Compulsions to daydream, or to carry on daydreaming even after many hours have passed, might be addressed using cognitive behavioral approaches developed to address other compulsions, the researchers suggest. They also speculate that low levels of the neurotransmitter serotonin may play a role in MD, as in OCD. If future work confirms this, drugs that modify serotonin levels may possibly be used in treatment. 

 There were some limitations of the study – in particular, that it was based entirely on self-reports. But as research on MD is scarce, and this is thought to be the first longitudinal exploration of the disorder, the results should at least help to inform future work in this area. Though it’s also possible that not all people with MD will want treatment. As the woman with MD who emailed Somer also wrote: “I am torn between the love of my daydreams and the desire to be normal.”

Emma Young (@EmmaELYoung) is Staff Writer at BPS Research Digest

 

david-eagleman-understanding-creativity-why-brain-hacks-dont-help

This article was originally published on BPS Research Digest. Read the original article.

LinkedIn meets Tinder in this mindful networking app

Swipe right to make the connections that could change your career.

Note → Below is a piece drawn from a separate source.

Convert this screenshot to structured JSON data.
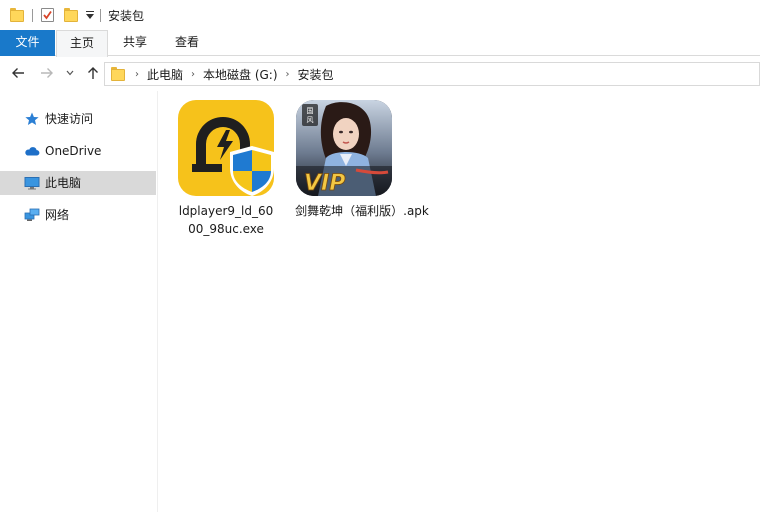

Getty Images
Sponsored
Swipe right. Match. Meet over coffee or set up a call.

No, we aren't talking about Tinder. Introducing Shapr, a free app that helps people with synergistic professional goals and skill sets easily meet and collaborate.

Keep reading Show less

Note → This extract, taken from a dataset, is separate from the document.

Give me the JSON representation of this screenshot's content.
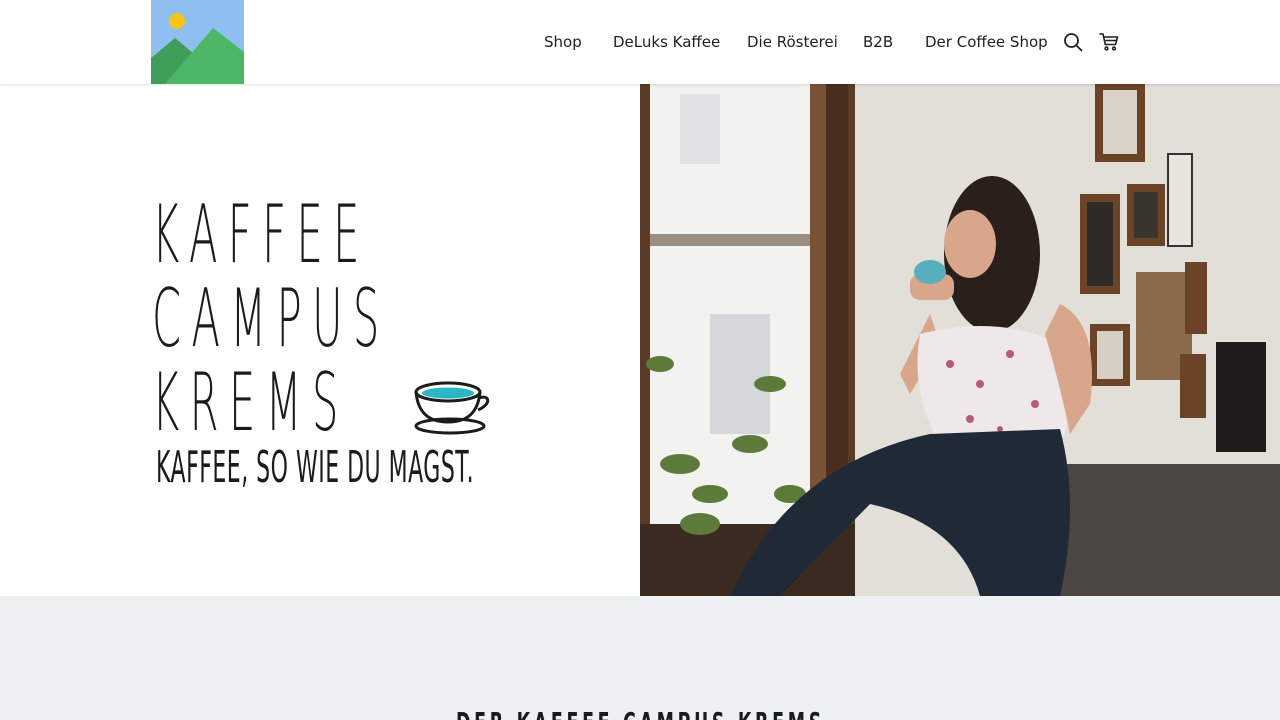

Should you invest in China's stock market? Know this one thing first.

Despite incredible economic growth, it is not necessarily an investor's paradise.

Videos
  • China's stock market is just 27 years old. It's economy has grown 30x over that time.
  • Imagine if you had invested early and gotten in on the ground floor.
  • Actually, you would have lost money. Here's how that's possible.
Keep reading Show less

Scientists claim the Bible is written in code that predicts future events

The controversy around the Torah codes gets a new life.

Michael Drosnin
Surprising Science
  • Mathematicians claim to see a predictive pattern in the ancient Torah texts.
  • The code is revealed by a method found with special computer software.
  • Some events described by reading the code took place after the code was written.
Keep reading Show less
Videos
  • Facebook and Google began as companies with supposedly noble purposes.
  • Creating a more connected world and indexing the world's information: what could be better than that?
  • But pressure to return value to shareholders came at the expense of their own users.
Keep reading Show less